St. Patrick’s Day means . . . I’ll point my readers to St. Patrick’s Breastplate. Last year’s article, with the full text By Scott Wells Scott Wells, 46, is a Universalist Christian minister doing Universalist theology and church administration hacks in Washington, D.C. View all of Scott Wells's posts.
Growing up in the shadow of the Washington Cathedral, I remember services where the Breastplate was sung by the Choir of Men and Boys as a processional. It was staged so very precisely that just as the procession reached the (architectural, not musical) choir,and filed into their seats, the ponderous “binding” verses ceased and the high organ pipes continued with the boy trebles and altos alone warbling:
Christ be with me, Christ within me,
Christ behind me, Christ before me,
Christ beside me, Christ to win me,
Christ to comfort and restore me.
Christ beneath me, Christ above me,
Christ in quiet, Christ in danger,
Christ in hearts of all that love me,
Christ in mouth of friend and stranger.

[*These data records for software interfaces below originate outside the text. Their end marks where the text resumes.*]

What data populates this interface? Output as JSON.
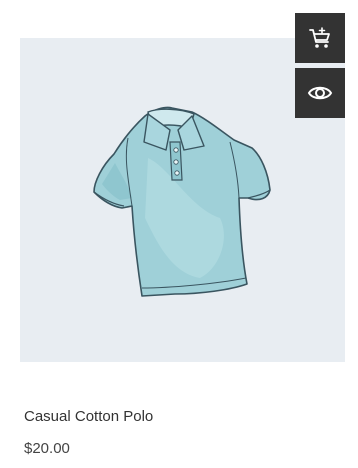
{
  "product": {
    "title": "Casual Cotton Polo",
    "price": "$20.00",
    "image_subject": "light-blue-polo-shirt",
    "colors": {
      "image_background": "#e8edf2",
      "shirt": "#9fd0d8",
      "button_background": "#333333",
      "button_icon": "#ffffff"
    }
  },
  "actions": {
    "add_to_cart_icon": "cart-plus-icon",
    "quick_view_icon": "eye-icon"
  }
}
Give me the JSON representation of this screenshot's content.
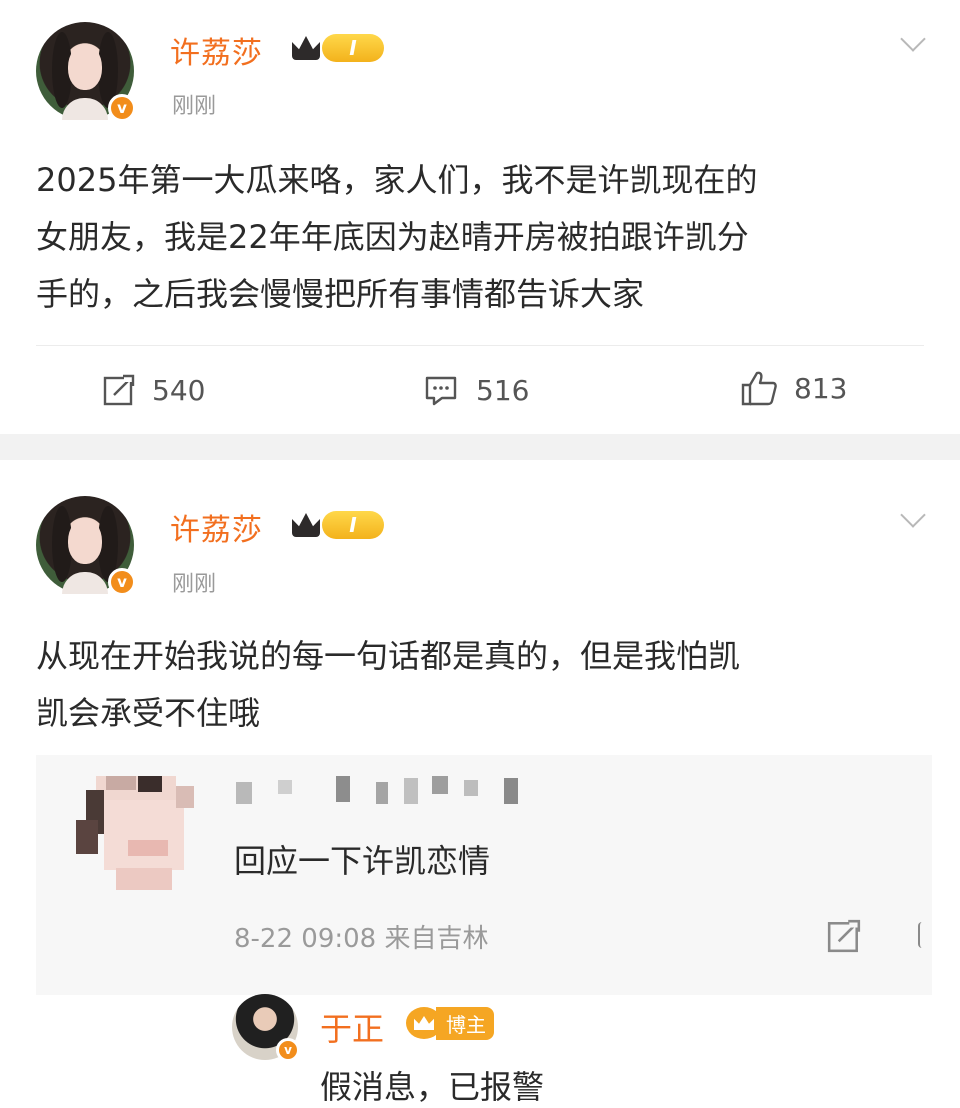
{
  "posts": [
    {
      "username": "许荔莎",
      "level": "I",
      "time": "刚刚",
      "text": "2025年第一大瓜来咯，家人们，我不是许凯现在的女朋友，我是22年年底因为赵晴开房被拍跟许凯分手的，之后我会慢慢把所有事情都告诉大家",
      "text_lines": [
        "2025年第一大瓜来咯，家人们，我不是许凯现在的",
        "女朋友，我是22年年底因为赵晴开房被拍跟许凯分",
        "手的，之后我会慢慢把所有事情都告诉大家"
      ],
      "repost_count": "540",
      "comment_count": "516",
      "like_count": "813"
    },
    {
      "username": "许荔莎",
      "level": "I",
      "time": "刚刚",
      "text_lines": [
        "从现在开始我说的每一句话都是真的，但是我怕凯",
        "凯会承受不住哦"
      ]
    }
  ],
  "quoted_comment": {
    "text": "回应一下许凯恋情",
    "meta": "8-22 09:08 来自吉林"
  },
  "reply": {
    "username": "于正",
    "badge": "博主",
    "text": "假消息，已报警"
  },
  "colors": {
    "username": "#f26f1f",
    "verified": "#f28d1b",
    "section_gap": "#f2f2f2"
  },
  "icons": [
    "repost-icon",
    "comment-icon",
    "like-icon",
    "chevron-down-icon",
    "crown-icon",
    "verified-icon"
  ]
}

Don’t I wish we UUs could pull off something as ceremonial as that as seamlessly as that once in a while! It was enough to send shivers down the spine of even a christological Unitarian.
I don’t wonder if singing traditional Unitarian hymns (the Universalists only produced a handful), in all four parts, and demanding a certain tightness of liturgical production — which a lot of ministers I know would like, and others are indifferent to — would go a long way to that chilling/thrilling experience of worship.